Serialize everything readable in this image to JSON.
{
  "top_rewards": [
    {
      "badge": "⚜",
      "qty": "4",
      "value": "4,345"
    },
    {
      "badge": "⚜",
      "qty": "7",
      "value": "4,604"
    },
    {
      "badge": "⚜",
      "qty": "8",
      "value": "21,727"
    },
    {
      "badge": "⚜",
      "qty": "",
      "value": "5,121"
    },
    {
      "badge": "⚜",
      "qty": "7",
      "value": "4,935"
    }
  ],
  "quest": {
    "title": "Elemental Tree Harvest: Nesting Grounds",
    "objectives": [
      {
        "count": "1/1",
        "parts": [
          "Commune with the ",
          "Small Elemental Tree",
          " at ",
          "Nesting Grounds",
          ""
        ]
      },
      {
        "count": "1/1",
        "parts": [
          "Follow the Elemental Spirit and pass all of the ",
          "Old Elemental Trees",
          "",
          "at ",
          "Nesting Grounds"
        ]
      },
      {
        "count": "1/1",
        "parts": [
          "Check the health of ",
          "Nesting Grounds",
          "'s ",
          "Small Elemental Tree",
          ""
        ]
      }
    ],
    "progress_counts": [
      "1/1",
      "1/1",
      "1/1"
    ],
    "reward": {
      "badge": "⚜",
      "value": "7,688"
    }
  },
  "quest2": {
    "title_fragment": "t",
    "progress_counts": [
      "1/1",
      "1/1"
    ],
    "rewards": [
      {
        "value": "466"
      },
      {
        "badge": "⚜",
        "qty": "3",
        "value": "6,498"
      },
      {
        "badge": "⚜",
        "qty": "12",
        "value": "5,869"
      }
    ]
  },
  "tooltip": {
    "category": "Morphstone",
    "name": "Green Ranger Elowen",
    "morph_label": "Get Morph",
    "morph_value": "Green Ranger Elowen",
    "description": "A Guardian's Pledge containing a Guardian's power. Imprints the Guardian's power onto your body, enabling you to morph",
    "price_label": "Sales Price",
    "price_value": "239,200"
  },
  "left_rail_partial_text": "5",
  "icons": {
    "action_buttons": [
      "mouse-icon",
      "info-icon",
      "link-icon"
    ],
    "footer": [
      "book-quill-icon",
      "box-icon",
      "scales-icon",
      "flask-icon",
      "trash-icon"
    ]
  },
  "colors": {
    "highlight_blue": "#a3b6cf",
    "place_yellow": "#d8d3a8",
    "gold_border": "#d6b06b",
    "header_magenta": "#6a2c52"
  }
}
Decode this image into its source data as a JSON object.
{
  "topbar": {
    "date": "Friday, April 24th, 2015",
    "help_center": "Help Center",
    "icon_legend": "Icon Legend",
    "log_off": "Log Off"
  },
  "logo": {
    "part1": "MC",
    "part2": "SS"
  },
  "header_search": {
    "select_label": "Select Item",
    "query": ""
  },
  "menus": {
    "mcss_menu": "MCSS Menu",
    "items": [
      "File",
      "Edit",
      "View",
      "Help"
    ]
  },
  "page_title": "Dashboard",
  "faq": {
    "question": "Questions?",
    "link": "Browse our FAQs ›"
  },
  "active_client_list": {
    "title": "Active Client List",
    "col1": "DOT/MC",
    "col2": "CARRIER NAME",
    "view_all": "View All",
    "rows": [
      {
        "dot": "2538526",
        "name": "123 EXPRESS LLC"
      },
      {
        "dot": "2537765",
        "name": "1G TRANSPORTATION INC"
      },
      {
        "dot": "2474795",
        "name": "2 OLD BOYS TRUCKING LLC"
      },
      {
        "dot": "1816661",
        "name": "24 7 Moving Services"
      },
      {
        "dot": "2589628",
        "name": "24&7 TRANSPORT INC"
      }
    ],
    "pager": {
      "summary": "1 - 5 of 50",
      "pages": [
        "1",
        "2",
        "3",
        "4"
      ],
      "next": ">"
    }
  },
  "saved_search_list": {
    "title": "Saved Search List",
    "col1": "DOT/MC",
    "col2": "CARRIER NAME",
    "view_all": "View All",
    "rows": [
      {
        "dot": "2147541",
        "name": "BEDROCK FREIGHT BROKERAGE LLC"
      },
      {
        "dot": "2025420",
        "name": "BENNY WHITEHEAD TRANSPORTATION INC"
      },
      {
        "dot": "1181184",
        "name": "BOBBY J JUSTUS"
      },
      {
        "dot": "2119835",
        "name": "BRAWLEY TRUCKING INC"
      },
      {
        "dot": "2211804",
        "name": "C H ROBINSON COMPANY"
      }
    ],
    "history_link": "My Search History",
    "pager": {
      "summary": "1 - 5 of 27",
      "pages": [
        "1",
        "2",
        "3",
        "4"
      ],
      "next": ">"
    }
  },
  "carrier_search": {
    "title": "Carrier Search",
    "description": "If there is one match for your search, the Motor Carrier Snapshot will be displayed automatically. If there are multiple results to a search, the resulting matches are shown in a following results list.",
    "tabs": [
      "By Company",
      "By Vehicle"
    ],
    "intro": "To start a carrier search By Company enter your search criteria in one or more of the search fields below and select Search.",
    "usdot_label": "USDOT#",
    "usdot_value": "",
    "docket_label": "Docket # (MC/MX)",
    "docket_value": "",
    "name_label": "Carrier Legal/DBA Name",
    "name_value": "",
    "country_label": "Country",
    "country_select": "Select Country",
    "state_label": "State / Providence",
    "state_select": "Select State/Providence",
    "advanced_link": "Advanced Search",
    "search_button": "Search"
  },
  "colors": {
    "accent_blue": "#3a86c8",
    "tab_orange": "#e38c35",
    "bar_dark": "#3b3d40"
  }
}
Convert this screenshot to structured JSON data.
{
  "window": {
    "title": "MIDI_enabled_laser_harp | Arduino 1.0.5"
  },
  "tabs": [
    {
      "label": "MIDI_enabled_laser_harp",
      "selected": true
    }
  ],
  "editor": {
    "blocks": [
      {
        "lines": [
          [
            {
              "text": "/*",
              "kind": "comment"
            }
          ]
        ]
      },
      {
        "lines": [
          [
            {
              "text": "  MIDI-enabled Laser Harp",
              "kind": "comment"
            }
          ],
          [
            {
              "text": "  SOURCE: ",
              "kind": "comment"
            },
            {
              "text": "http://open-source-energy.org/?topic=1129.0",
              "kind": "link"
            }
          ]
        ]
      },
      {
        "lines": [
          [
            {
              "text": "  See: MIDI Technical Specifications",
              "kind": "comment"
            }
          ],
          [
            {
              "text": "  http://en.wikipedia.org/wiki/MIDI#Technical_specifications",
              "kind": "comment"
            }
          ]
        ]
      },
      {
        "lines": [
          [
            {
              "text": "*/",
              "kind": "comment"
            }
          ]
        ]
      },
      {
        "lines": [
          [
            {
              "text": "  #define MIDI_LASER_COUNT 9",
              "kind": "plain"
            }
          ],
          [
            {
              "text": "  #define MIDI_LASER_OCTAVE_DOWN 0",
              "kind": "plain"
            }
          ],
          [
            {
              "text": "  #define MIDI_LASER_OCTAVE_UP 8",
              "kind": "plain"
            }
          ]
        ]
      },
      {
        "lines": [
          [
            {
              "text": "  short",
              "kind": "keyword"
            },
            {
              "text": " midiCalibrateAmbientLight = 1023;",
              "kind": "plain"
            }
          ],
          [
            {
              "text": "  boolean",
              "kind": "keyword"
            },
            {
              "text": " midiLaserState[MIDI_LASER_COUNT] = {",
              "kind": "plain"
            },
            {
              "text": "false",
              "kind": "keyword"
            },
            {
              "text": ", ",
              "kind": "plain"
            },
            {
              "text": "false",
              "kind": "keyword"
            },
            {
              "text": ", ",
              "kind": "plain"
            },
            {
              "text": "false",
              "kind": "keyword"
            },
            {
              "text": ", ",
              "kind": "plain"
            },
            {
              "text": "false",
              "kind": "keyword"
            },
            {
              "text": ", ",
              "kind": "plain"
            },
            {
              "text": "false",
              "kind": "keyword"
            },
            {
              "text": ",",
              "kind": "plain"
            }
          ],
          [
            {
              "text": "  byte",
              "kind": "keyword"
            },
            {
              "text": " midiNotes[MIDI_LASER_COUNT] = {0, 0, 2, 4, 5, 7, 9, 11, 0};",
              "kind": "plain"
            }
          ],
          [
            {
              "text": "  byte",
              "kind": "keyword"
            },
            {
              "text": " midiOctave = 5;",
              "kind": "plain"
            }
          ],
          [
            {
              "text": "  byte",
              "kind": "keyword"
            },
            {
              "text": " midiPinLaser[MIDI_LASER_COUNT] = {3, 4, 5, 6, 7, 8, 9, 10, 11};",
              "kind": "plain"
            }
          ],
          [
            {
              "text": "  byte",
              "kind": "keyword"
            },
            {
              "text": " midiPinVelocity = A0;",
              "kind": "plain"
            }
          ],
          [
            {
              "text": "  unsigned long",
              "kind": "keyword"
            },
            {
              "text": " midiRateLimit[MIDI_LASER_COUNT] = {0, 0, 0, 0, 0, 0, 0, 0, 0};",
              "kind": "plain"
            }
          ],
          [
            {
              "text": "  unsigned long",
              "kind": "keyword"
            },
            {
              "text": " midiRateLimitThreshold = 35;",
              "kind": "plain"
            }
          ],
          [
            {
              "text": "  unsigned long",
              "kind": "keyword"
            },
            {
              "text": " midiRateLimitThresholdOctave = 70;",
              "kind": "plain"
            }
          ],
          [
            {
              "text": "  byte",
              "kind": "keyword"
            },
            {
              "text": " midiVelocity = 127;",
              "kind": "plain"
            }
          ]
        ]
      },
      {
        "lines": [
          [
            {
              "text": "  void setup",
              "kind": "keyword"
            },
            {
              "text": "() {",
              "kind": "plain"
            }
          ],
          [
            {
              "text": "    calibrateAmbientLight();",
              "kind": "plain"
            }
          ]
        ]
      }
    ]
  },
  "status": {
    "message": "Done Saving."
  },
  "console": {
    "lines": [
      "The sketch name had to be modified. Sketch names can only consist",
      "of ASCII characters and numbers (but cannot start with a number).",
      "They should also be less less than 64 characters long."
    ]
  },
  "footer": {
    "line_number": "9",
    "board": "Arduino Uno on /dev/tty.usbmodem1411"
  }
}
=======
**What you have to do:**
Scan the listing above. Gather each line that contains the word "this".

**Solved problem:**
Serialize everything readable in this image to JSON.
Decode this image into its source data as a JSON object.
Convert this screenshot to structured JSON data.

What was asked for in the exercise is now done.